This 15 year old was originally matured in a bourbon Hogshead, before being finished in 1st fill Amontillado cask. 251 bottles were produced with an asking price of £140.
Colour: cherry wood.
On the nose: one of those beef roasts that you’ve smothered in red wine and retrieved the juices from the oven, 2 hours later. A ball of damp wool and red liquorice. Some melted chocolate, rubbed brass and wild raspberries – remember those? I still know of some locally, but you have to cross some hazardous motorways to reach the ripe fruit. Freshly scraped honeycomb, rubbed mint leaf.
In the mouth: the sherry has certainly done the work here. Amontillado can be more an expression of a midway point than a defined style of sherry. Less utilised in Scotch, but a pleasing gentle presence with leathery qualities, red grapes and a chewy texture. Because this isn’t a smaller cask, the influence isn’t as domineering. I like it. Walnuts, caramel, black peppercorns and refined level of dryness that doesn’t have you sucking in your cheeks in search of some moisture. Does smoked marzipan exist? Well, it does now, on the finish.

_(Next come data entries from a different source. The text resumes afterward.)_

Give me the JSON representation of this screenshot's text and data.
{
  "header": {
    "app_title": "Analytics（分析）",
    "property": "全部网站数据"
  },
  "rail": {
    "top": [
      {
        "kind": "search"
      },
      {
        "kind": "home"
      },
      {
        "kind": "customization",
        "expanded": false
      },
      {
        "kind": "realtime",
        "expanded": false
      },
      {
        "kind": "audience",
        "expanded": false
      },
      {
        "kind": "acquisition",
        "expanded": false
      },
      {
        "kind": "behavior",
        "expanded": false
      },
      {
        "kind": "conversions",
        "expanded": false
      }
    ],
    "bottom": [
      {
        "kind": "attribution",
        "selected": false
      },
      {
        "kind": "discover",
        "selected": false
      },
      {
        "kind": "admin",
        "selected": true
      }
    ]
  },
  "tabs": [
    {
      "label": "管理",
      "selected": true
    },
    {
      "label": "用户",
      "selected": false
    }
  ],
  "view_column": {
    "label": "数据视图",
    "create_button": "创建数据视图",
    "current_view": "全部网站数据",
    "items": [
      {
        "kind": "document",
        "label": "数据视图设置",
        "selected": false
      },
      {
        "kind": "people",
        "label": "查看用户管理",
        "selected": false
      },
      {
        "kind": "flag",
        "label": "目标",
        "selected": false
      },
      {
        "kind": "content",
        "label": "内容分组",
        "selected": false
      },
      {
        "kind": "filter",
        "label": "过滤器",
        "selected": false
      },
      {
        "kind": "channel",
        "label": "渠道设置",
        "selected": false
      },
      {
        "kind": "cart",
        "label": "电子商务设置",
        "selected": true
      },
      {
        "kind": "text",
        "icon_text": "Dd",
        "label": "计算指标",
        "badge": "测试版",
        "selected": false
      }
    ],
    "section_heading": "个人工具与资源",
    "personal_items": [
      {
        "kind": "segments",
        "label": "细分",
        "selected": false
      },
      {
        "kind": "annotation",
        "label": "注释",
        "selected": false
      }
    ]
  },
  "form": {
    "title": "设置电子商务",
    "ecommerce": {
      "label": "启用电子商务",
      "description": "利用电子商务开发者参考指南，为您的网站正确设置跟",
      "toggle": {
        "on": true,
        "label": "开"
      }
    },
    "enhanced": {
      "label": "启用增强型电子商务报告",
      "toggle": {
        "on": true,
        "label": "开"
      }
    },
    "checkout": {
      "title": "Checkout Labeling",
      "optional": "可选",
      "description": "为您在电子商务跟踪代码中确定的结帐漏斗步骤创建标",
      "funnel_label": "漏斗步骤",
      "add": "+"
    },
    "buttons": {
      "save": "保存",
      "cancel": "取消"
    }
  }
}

Lady of the Glen Tullibardine 2006 – review
This 14 year old was matured in cask #36, a bourbon Hogshead with Rum finish. Bottled at 55.3%, resulting in an outturn of 218 bottles and with a direct price of £85.
Colour: olive oil.
On the nose: you’re greeted by a sugary sweet arrival. Nectarines, lemon drops and caramel. Some star anise, light brown sugar and a buttery candy.
In the mouth: More light sugar vibes and lemons and a bit prickly in places. Memories of cactus juice, fresh limes, Kiwi fruit and clementines.
Before we jump into the whiskies themselves, I feel that there are other aspects worth considering here. But it must be noted this is a good selection from Lady of the Glen overall. People are too quick to complain about increasing prices, yet seem happy to pay £70-£90 for what are essentially a 3 year old whiskies. It doesn’t take an Einstein work out the impact on prices elsewhere, especially from distilleries that have been around a great deal longer and have an established identity already.
We’re also starting to see some consistent form from certain indies such as Chorlton, North Star and quite possibly Lady of the Glen. I’ll hold off for now until the next batch of releases. But there seems to be a real division between those happy to churn out mediocre single malts and those that put a bit more effort into sourcing casks and possibly finishing when required. And that’s exciting as more competition means increased choice and the potential for more memorable whiskies.
The standout here is the Jura. As much as it pains me to say such a thing! It’s a classy whisky with flashes of excellence and a really fun one to explore. I’ll probably purchase a bottle soon. When I first read the Dailuaine had a 1st fill finish, the warning lights started flashing. In reality, the outcome is a solid dram and a release that’ll probably do well. Whereas the Tomintoul came very close to being deducting a point due to the price. There’s fun to be had with that dram, but it is a tough sell at £140 for a teenage whisky, from a relatively obscure distillery.
The Tullibardine felt as if it was cruising in relative comfort without offering too much or too little. The rum cask has brought more to the experience, which makes you question the legacy of the distillery and its prior poor cask management that has resulted in less than stellar releases. If that’s the case, then, the finish has worked and uplifted the whisky itself.
And lastly, the £400 Caperdonich. On paper a hard sell, or at least in my mind. However, I’m proving to be terrible in predictions amidst the current maelstrom we’re living through. It warrants at least a point being deducted, which I’ve done for the entry fee. And a rather difficult Caperdonich it is to grasp. I’ve come across these late 90’s vintages that can be sublime fruity affairs or more challenging beasts. This is certainly the latter and a tough nut to crack for some.
Really, buy the Jura. That’s all I’m saying.
My thanks to Lady of the Glen for the samples and photographs.